If pictures are present, leave them out, and copy the data word for word.

(LISTED RECORDS Opens)

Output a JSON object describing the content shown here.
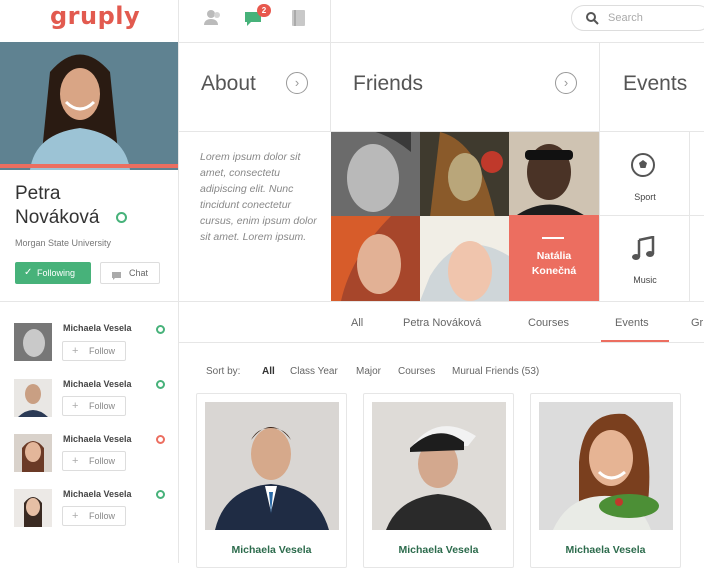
{
  "header": {
    "logo": "gruply",
    "notification_count": "2",
    "search_placeholder": "Search"
  },
  "profile": {
    "first_name": "Petra",
    "last_name": "Nováková",
    "university": "Morgan State University",
    "following_label": "Following",
    "chat_label": "Chat"
  },
  "columns": {
    "about": "About",
    "friends": "Friends",
    "events": "Events"
  },
  "about_text": "Lorem ipsum dolor sit amet, consectetu adipiscing elit. Nunc tincidunt conectetur cursus, enim ipsum dolor sit amet. Lorem ipsum.",
  "featured_friend": {
    "first": "Natália",
    "last": "Konečná"
  },
  "event_categories": [
    "Sport",
    "Music"
  ],
  "suggestions": [
    {
      "name": "Michaela Vesela",
      "follow": "Follow",
      "status": "#47b27a"
    },
    {
      "name": "Michaela Vesela",
      "follow": "Follow",
      "status": "#47b27a"
    },
    {
      "name": "Michaela Vesela",
      "follow": "Follow",
      "status": "#ec6e60"
    },
    {
      "name": "Michaela Vesela",
      "follow": "Follow",
      "status": "#47b27a"
    }
  ],
  "tabs": [
    "All",
    "Petra Nováková",
    "Courses",
    "Events",
    "Gr"
  ],
  "active_tab": "Events",
  "sort": {
    "label": "Sort by:",
    "options": [
      "All",
      "Class Year",
      "Major",
      "Courses",
      "Murual Friends (53)"
    ]
  },
  "cards": [
    {
      "name": "Michaela Vesela"
    },
    {
      "name": "Michaela Vesela"
    },
    {
      "name": "Michaela Vesela"
    }
  ],
  "colors": {
    "brand_green": "#47b27a",
    "accent_red": "#ec6e60"
  }
}
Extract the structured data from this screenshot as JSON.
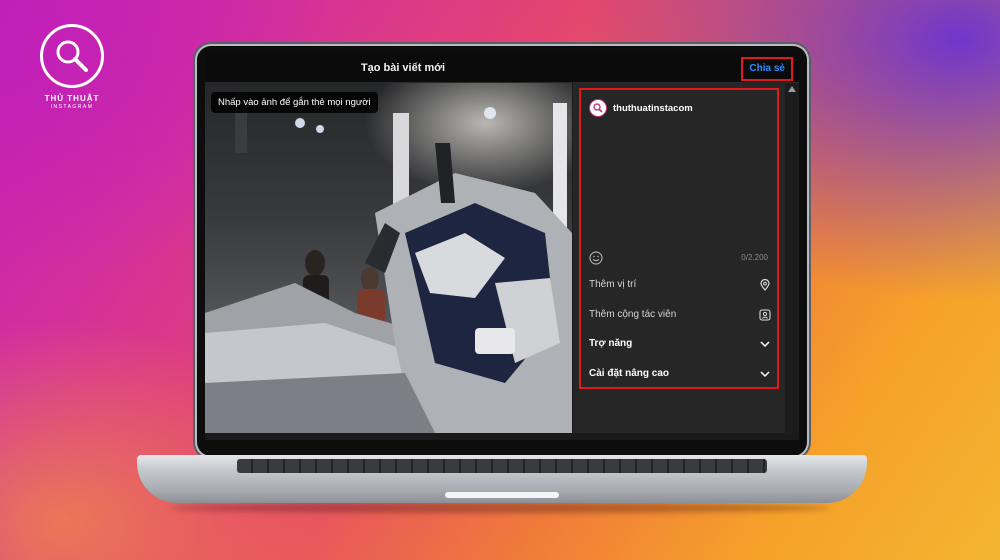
{
  "logo": {
    "line1": "THỦ THUẬT",
    "line2": "INSTAGRAM"
  },
  "window": {
    "title": "Tạo bài viết mới",
    "share_label": "Chia sẻ"
  },
  "photo": {
    "tag_hint": "Nhấp vào ảnh để gắn thẻ mọi người"
  },
  "sidebar": {
    "username": "thuthuatinstacom",
    "char_count": "0/2.200",
    "items": [
      {
        "label": "Thêm vị trí",
        "icon": "location-pin-icon"
      },
      {
        "label": "Thêm cộng tác viên",
        "icon": "add-person-icon"
      },
      {
        "label": "Trợ năng",
        "icon": "chevron-down-icon"
      },
      {
        "label": "Cài đặt nâng cao",
        "icon": "chevron-down-icon"
      }
    ]
  },
  "colors": {
    "highlight": "#e01a1a",
    "link": "#2d8cff",
    "panel": "#262626"
  }
}
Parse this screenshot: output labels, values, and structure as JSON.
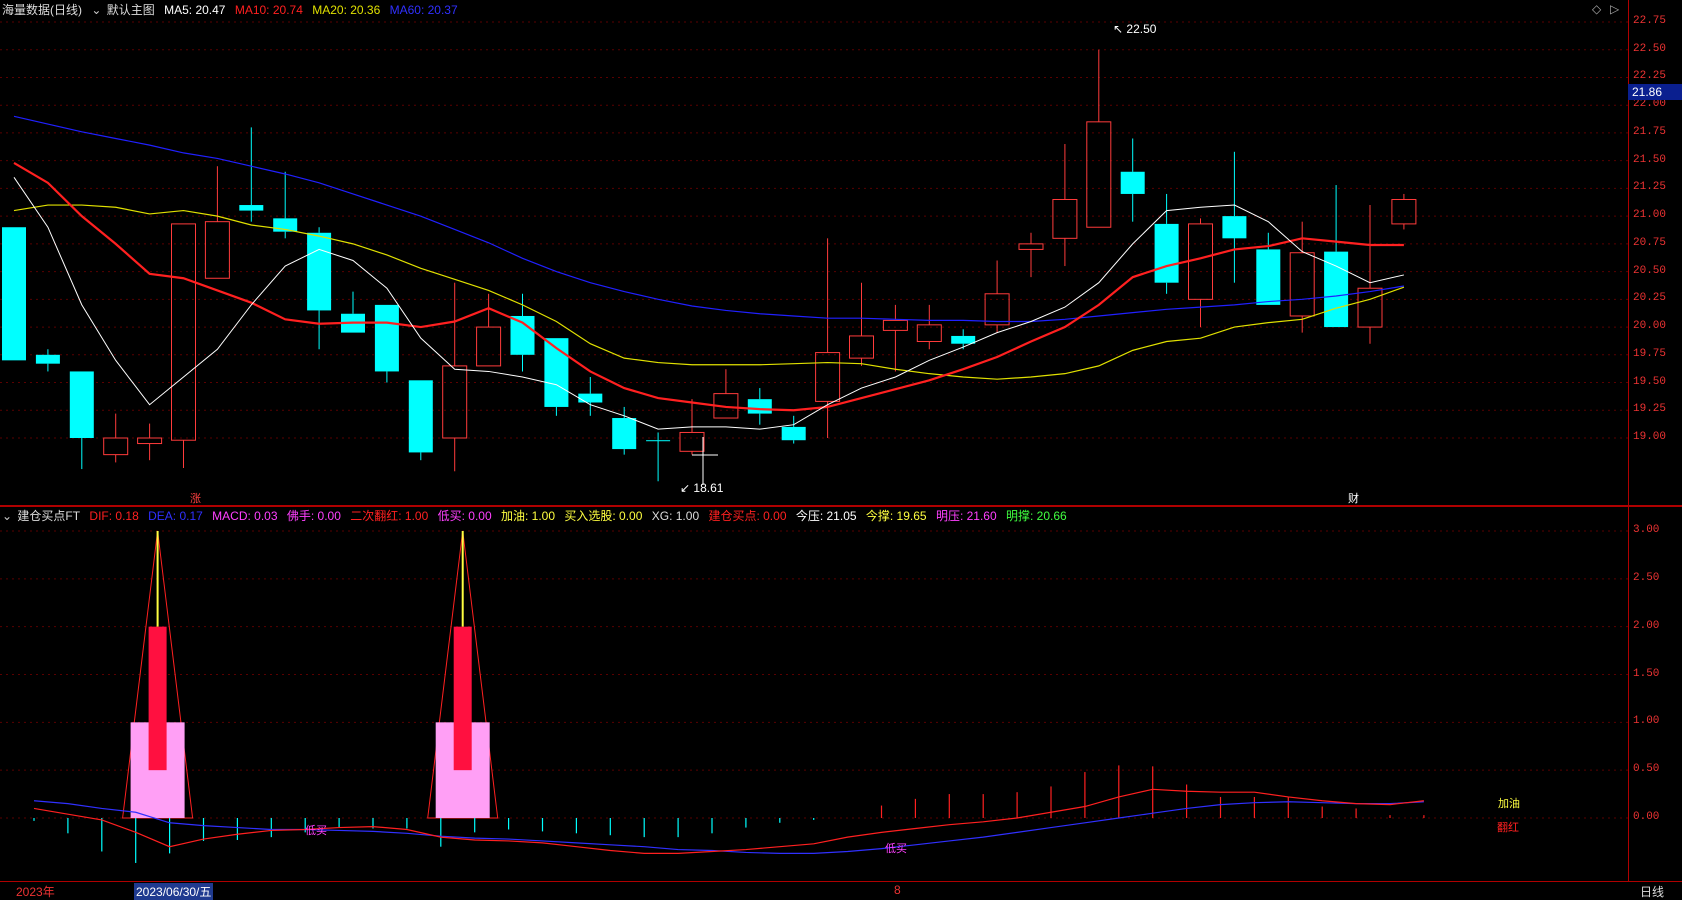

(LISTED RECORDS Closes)

## TASK SOLUTION
Output a JSON object describing the content shown here.
{
  "header": {
    "logo": "gruply",
    "notification_count": "2",
    "search_placeholder": "Search"
  },
  "profile": {
    "first_name": "Petra",
    "last_name": "Nováková",
    "university": "Morgan State University",
    "following_label": "Following",
    "chat_label": "Chat"
  },
  "columns": {
    "about": "About",
    "friends": "Friends",
    "events": "Events"
  },
  "about_text": "Lorem ipsum dolor sit amet, consectetu adipiscing elit. Nunc tincidunt conectetur cursus, enim ipsum dolor sit amet. Lorem ipsum.",
  "featured_friend": {
    "first": "Natália",
    "last": "Konečná"
  },
  "event_categories": [
    "Sport",
    "Music"
  ],
  "suggestions": [
    {
      "name": "Michaela Vesela",
      "follow": "Follow",
      "status": "#47b27a"
    },
    {
      "name": "Michaela Vesela",
      "follow": "Follow",
      "status": "#47b27a"
    },
    {
      "name": "Michaela Vesela",
      "follow": "Follow",
      "status": "#ec6e60"
    },
    {
      "name": "Michaela Vesela",
      "follow": "Follow",
      "status": "#47b27a"
    }
  ],
  "tabs": [
    "All",
    "Petra Nováková",
    "Courses",
    "Events",
    "Gr"
  ],
  "active_tab": "Events",
  "sort": {
    "label": "Sort by:",
    "options": [
      "All",
      "Class Year",
      "Major",
      "Courses",
      "Murual Friends (53)"
    ]
  },
  "cards": [
    {
      "name": "Michaela Vesela"
    },
    {
      "name": "Michaela Vesela"
    },
    {
      "name": "Michaela Vesela"
    }
  ],
  "colors": {
    "brand_green": "#47b27a",
    "accent_red": "#ec6e60"
  }
}
Extract the structured data from this screenshot as JSON.
{
  "logo": {
    "line1": "THỦ THUẬT",
    "line2": "INSTAGRAM"
  },
  "window": {
    "title": "Tạo bài viết mới",
    "share_label": "Chia sẻ"
  },
  "photo": {
    "tag_hint": "Nhấp vào ảnh để gắn thẻ mọi người"
  },
  "sidebar": {
    "username": "thuthuatinstacom",
    "char_count": "0/2.200",
    "items": [
      {
        "label": "Thêm vị trí",
        "icon": "location-pin-icon"
      },
      {
        "label": "Thêm cộng tác viên",
        "icon": "add-person-icon"
      },
      {
        "label": "Trợ năng",
        "icon": "chevron-down-icon"
      },
      {
        "label": "Cài đặt nâng cao",
        "icon": "chevron-down-icon"
      }
    ]
  },
  "colors": {
    "highlight": "#e01a1a",
    "link": "#2d8cff",
    "panel": "#262626"
  }
}
Parse this screenshot: output labels, values, and structure as JSON.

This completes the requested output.